In 1872 George was called to give evidence before a Parliamentary Select Committee which was to examine gas company financing. He proposed a scheme which linked company profits through an automatic sliding scale to prices charged for gas as an incentive to efficiency. The Board of Trade, who probably put him up to it, were delighted, and the system gradually became a requirement for most gas companies of the time. George described it as ‘partnership’, and it became something he was to talk about a lot more in the future but there were calls, from other gas companies, for South Met. to sack him.
The London gas industry was made up of a number of competing companies and the Government began to press for efficiencies. Pressure was put on them to ‘amalgamate’ into one big company and already, in north London, a giant was emerging as some, already large, companies, joined together. South Met. was not a large gas company compared to some others and it was generally assumed that it would soon be taken over by one of the large more central companies. Such an assumption did not take account of George’s negotiating skills and it was only when he seemed likely to swallow up, not only the whole of South London, but the giant companies north of the river as well, that he was stopped short by the Board of Trade.
By 1881 South Met. covered most of South London and George was to effectively control the rest through the South Suburban company based at Bell Green, as well as a sizeable enclave in east London through the Commercial Company in Stepney. Unable to manage the rest of London’s gas supply he resorted to making long and extremely critical speeches, at north London shareholders’ meetings. One subject for particular comment was the management of their ‘super’ works at Beckton. South London needed its own Beckton, managed to George’s ideas, and he began to look for a site. He found Greenwich marsh.
East Greenwich was begun in 1881, the year George Livesey ‘retired.’ This article has covered his life until then, but more exciting times were to come – the bright ideas, the rows, the strikes, the legal actions, the pace of change and the eventual knighthood. All of this is inextricably bound up with his brand new gas works. In 1881 things had only just begun……

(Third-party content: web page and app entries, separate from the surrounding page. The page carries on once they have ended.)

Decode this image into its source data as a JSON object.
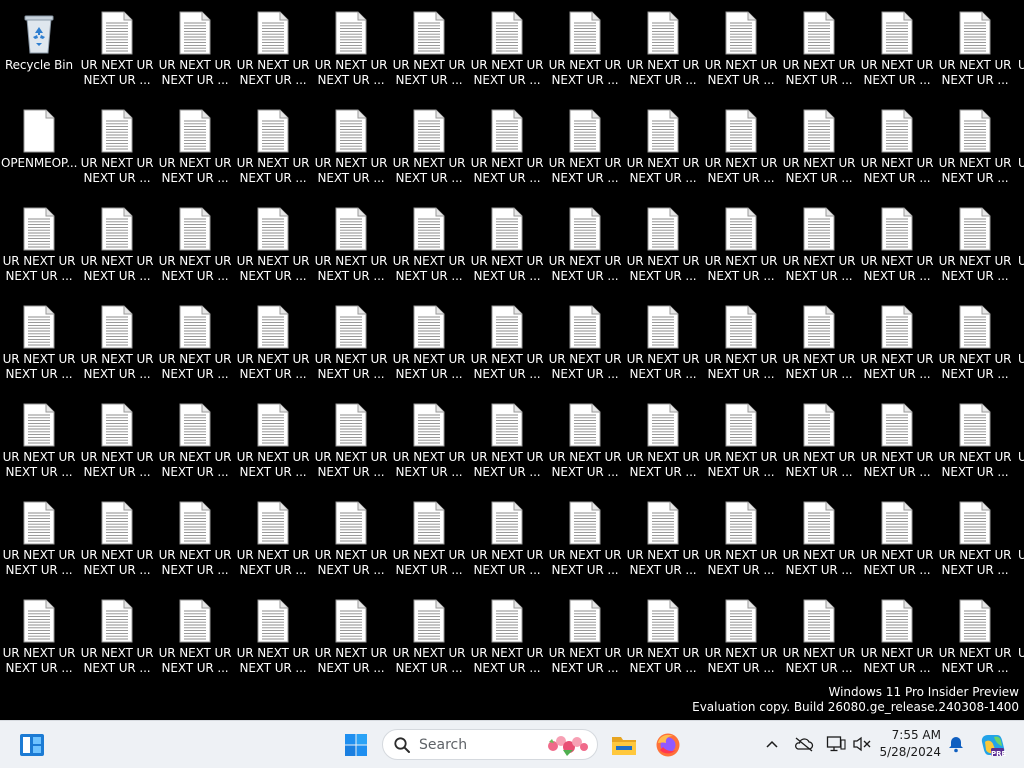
{
  "desktop": {
    "recycle_bin_label": "Recycle Bin",
    "openmeop_label": "OPENMEOP...",
    "file_label": "UR NEXT UR\nNEXT UR ...",
    "cut_label": "U"
  },
  "watermark": {
    "line1": "Windows 11 Pro Insider Preview",
    "line2": "Evaluation copy. Build 26080.ge_release.240308-1400"
  },
  "taskbar": {
    "search_placeholder": "Search",
    "time": "7:55 AM",
    "date": "5/28/2024",
    "accent": "#0067c0"
  }
}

This article is based on archive material and articles and reports contained in the gas trade press, and company magazines. A previous article, with detailed referencing and site descriptions, is Mary Mills, ‘George Livesey’ in London’s Industrial Archaeology, No.4. GLIAS, 1989.